● Task description: Print the listing in full, with no character changed.

● Data section:
= = = = = = =
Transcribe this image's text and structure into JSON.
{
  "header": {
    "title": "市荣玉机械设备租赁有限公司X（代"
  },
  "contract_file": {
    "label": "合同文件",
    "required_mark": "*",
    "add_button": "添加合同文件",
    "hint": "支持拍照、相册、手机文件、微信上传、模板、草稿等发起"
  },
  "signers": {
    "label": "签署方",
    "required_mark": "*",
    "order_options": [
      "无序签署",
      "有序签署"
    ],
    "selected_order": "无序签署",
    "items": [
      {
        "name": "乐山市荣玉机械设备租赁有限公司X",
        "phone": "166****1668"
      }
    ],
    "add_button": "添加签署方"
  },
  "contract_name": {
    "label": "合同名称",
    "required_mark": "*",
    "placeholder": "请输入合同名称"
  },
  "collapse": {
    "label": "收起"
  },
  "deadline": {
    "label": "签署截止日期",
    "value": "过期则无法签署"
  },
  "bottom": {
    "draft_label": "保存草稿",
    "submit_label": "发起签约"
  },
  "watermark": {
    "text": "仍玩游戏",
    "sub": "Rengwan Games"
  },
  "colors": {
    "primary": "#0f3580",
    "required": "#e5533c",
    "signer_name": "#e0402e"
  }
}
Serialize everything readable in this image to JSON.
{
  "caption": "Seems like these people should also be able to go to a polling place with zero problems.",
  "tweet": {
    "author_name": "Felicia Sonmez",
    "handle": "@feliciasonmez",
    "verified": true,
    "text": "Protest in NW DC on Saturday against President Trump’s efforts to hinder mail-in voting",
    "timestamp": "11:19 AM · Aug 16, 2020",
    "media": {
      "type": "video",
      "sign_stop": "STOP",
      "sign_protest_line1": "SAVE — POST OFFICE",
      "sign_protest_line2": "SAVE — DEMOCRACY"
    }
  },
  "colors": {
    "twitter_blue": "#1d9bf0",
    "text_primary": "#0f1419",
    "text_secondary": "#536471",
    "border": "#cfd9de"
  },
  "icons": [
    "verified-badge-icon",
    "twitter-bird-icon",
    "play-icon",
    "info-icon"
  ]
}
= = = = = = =
● Completed exercise:
Transcribe this image's text and structure into JSON.
{
  "header": {
    "title": "市荣玉机械设备租赁有限公司X（代"
  },
  "contract_file": {
    "label": "合同文件",
    "required_mark": "*",
    "add_button": "添加合同文件",
    "hint": "支持拍照、相册、手机文件、微信上传、模板、草稿等发起"
  },
  "signers": {
    "label": "签署方",
    "required_mark": "*",
    "order_options": [
      "无序签署",
      "有序签署"
    ],
    "selected_order": "无序签署",
    "items": [
      {
        "name": "乐山市荣玉机械设备租赁有限公司X",
        "phone": "166****1668"
      }
    ],
    "add_button": "添加签署方"
  },
  "contract_name": {
    "label": "合同名称",
    "required_mark": "*",
    "placeholder": "请输入合同名称"
  },
  "collapse": {
    "label": "收起"
  },
  "deadline": {
    "label": "签署截止日期",
    "value": "过期则无法签署"
  },
  "bottom": {
    "draft_label": "保存草稿",
    "submit_label": "发起签约"
  },
  "watermark": {
    "text": "仍玩游戏",
    "sub": "Rengwan Games"
  },
  "colors": {
    "primary": "#0f3580",
    "required": "#e5533c",
    "signer_name": "#e0402e"
  }
}
Serialize everything readable in this image to JSON.
{
  "caption": "Seems like these people should also be able to go to a polling place with zero problems.",
  "tweet": {
    "author_name": "Felicia Sonmez",
    "handle": "@feliciasonmez",
    "verified": true,
    "text": "Protest in NW DC on Saturday against President Trump’s efforts to hinder mail-in voting",
    "timestamp": "11:19 AM · Aug 16, 2020",
    "media": {
      "type": "video",
      "sign_stop": "STOP",
      "sign_protest_line1": "SAVE — POST OFFICE",
      "sign_protest_line2": "SAVE — DEMOCRACY"
    }
  },
  "colors": {
    "twitter_blue": "#1d9bf0",
    "text_primary": "#0f1419",
    "text_secondary": "#536471",
    "border": "#cfd9de"
  },
  "icons": [
    "verified-badge-icon",
    "twitter-bird-icon",
    "play-icon",
    "info-icon"
  ]
}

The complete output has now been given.